Learning To Walk In Your Customer Shoes – Coursework Example
Running Head: [short [institute of affiliation] Introduction Texas Instrument has faced a problem when the company becomes consumer-centric and loses its focus on its customers. The company has then hired BTS USA, a global provider for global-based simulation in order to probe the problem. As the problem is centered on customer relationship management, BTS has created a program for the company executives to see the real picture seen from the eyes of their customers. In line with this program, two major questions are raised: first, did TI take the right approach to achieving better customer satisfaction by training its executives first? Would TI have achieved quicker results by training its front-line employees prior to its executives; and to what sources would an HR manager in TI would have looked to find information with which to calculate the program’s ROI. This paper aims to analyze and answer the two questions.
TI took the right approach in training its executives first. TI’s customer-related issues were of strategic rather than of tactical consideration, therefore any subsequent training for its frontline employees, without the customer-centric thinking that guides the systems within the company, the customers would still feel frustrated in doing business with TI in the end.
TI’s focus on inside-out competitive advantage—its focus on its products and operations rather than customers put it in a competitive disadvantage. While the issue does not only rest in poor handling of customers, but rather addressing the need of the customers all in all, TI’s problem was strategic.
In order to address the problem, TI has to work from the top first. After getting back to its mission and vision, and then long-term and short-term corporate objectives, TI should make its marketing more strategic. This means more interaction with customers, knowing their needs through feedback and marketing research, and then offering a good combination of benefits through its products and services. As the case has pointed out, it was crucial for TI to know how it feels to be their customer.
After knowing the causes of dissatisfaction, can address those by incorporating the needs of the customers that are unfulfilled to the benefits that TI’s products offer. This cannot be done by the frontline employees. Therefore, because the nature of the issue is strategic, those executives who have the authority to change the company’s strategy should be trained first.
In order for the strategy to be executed well, TI has to ensure that a culture of “listening and satisfying the customer” should be set within its organization through a support program (Duncan 2005, 200). For this reason, the executives have to be trained first. However, after the executives are trained and a subsequent change in the strategy and culture has been made within the organization, training of the frontline employees would be most crucial as these people are those who interact directly with customers, through which the company’s strategic commitment will be communicated to customers.
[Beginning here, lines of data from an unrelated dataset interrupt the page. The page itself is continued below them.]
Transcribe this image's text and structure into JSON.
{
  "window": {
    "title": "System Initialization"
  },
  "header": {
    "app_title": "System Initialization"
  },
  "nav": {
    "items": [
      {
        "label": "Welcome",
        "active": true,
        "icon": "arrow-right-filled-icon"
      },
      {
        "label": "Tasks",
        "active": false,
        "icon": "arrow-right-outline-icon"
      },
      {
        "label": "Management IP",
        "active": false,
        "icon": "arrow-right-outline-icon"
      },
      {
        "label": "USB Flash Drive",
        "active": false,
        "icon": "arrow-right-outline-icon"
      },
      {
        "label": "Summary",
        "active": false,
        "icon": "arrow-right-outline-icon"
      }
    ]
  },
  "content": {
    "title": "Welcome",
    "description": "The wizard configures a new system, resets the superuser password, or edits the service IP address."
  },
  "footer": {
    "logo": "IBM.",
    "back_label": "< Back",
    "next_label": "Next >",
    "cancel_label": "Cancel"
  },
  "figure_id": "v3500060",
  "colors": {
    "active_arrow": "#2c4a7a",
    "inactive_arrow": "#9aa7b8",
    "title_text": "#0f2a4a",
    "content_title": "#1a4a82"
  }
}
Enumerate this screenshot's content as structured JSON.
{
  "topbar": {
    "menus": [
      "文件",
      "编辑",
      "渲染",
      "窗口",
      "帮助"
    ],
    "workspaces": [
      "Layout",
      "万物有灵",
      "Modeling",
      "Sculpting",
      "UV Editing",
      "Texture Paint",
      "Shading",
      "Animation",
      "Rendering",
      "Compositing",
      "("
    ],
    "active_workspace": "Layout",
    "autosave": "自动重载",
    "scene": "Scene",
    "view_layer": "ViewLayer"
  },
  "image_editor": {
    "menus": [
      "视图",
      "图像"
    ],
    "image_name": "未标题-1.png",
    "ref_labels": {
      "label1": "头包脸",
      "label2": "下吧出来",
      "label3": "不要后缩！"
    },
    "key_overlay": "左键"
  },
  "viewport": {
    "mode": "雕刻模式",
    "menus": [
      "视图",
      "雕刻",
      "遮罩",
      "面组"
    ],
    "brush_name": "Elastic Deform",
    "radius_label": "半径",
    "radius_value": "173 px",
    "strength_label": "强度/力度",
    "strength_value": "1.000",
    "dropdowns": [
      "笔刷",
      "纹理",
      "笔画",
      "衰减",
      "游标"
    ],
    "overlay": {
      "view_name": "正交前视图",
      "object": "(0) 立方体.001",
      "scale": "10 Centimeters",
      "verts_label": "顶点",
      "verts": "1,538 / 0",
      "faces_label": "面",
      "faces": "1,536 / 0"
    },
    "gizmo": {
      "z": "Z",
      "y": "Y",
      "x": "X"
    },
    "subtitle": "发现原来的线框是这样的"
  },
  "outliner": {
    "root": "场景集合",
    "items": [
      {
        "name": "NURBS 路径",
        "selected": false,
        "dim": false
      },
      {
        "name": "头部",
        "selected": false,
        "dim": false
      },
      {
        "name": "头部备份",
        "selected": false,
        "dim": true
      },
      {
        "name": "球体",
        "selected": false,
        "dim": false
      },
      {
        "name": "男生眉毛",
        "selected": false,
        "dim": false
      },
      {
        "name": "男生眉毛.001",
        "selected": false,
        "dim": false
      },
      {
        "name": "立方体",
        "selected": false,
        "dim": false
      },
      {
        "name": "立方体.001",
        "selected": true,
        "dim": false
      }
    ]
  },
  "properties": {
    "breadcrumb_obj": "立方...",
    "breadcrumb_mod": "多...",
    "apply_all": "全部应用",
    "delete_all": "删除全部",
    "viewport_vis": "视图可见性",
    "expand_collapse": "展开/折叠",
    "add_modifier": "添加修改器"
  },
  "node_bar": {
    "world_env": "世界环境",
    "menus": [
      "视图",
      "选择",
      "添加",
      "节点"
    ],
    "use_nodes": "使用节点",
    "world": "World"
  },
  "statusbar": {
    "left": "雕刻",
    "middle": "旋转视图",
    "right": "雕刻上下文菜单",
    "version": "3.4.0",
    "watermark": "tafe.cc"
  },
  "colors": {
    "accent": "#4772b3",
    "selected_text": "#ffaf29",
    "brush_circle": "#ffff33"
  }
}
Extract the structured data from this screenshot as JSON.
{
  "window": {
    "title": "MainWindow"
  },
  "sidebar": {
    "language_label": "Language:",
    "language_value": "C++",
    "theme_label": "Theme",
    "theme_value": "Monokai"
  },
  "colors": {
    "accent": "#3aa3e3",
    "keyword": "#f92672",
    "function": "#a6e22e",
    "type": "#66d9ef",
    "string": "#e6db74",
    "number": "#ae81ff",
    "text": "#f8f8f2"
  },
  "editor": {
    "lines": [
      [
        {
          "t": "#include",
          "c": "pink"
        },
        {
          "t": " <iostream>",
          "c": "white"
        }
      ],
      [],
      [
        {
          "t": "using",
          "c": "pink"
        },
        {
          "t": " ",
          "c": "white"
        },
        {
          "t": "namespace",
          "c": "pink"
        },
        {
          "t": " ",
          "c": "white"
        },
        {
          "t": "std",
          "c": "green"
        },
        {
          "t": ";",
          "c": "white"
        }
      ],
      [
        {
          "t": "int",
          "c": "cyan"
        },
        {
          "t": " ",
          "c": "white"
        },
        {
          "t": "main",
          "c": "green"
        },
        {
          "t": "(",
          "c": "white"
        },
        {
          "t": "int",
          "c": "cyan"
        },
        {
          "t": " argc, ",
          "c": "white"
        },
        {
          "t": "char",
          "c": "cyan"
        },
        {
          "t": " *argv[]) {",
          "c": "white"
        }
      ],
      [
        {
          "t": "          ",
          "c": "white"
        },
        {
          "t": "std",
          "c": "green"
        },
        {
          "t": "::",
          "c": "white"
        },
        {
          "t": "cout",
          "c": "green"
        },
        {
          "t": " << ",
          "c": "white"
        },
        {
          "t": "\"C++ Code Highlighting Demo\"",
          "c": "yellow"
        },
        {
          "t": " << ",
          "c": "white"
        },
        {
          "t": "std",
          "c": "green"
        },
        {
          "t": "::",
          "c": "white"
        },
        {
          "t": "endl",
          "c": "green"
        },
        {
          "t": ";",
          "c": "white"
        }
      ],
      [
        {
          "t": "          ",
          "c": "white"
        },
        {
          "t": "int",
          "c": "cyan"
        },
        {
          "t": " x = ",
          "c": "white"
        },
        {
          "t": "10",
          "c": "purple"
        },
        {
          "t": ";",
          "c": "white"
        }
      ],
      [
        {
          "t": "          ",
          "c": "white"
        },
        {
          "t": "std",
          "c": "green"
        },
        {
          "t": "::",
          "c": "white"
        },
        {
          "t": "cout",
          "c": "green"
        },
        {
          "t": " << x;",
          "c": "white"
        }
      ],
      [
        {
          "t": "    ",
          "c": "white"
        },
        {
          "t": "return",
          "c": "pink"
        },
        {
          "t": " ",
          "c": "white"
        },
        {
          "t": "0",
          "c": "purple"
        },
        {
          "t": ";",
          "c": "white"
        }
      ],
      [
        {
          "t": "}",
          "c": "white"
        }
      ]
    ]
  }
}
As according to Tom Duncan in his book Principles of Advertising and IMC, “[…] everything [a company] does and says, including in-house staff policies, sends a brand message to all its stakeholders—and to customers in particular (Duncan 2005, 200).”
The program’s ROI can be measured by getting the incremental cash flows of the organization (Brealey, Myers & Marcus 2004, 214). Although customer satisfaction will impact the brand, which will create value for the organization in turn but is harder to measure, the changes in the company’s revenues can be an alternative easier measure.
As the program comes into completion, TI expects to experience either a decrease in customer nudging and transfer to competitors, thus its customer base either remains the same or increases gradually. With improvement in systems that ensure customers’ satisfaction, even when TI’s customer base does not increase so much, the company can expect increases in volume from its current customers. This entails lower costs for customer retention rather than spending more on customer acquisition. Although TI could target more customers in order to enlarge its base and generate more sales, retaining its customers represent a significant decrease in loss of sales from customers that are leaving.
Texas Instrument’s problem is more strategic in nature than tactical. Training its frontline employees may create short-term and quicker solution to its problems, by maintaining a better relationship. However, the company’s failure to meet the needs of its customers by the benefits that it provides to its customers will backfire in the long run. Incorporating these benefits to the company’s offerings is strategic by nature, so training its executives first is the better way to address it.
The value that this program contributes to the company may not exactly be measured as these will be included in the company’s brand equity. However, the return on this investment can be looked upon at the subsequent effects on the company’s revenues and costs, or incremental cash flows. By satisfying its customers, the customer base of the company remains intact with a decrease in nudging or customer transferring to competitors. Therefore, an equivalent increase in sales can be expected--from the additional business that the company can generate through higher volumes due to increase in trust and customer satisfaction. As the company focuses on its customers, its customer acquisition costs will go down which has a significant effect on its cash flows. These figures can be the sources of information in measuring the ROI of such program.
Brealey, R., Myers, S., Marcus, A. (2004). Fundamentals of Corporate Finance. 10th ed. New York: Mc-Graw Hill Education.
Duncan, T. (2005). Principles of Advertising & IMC. 2nd ed. New York: McGraw-Hill.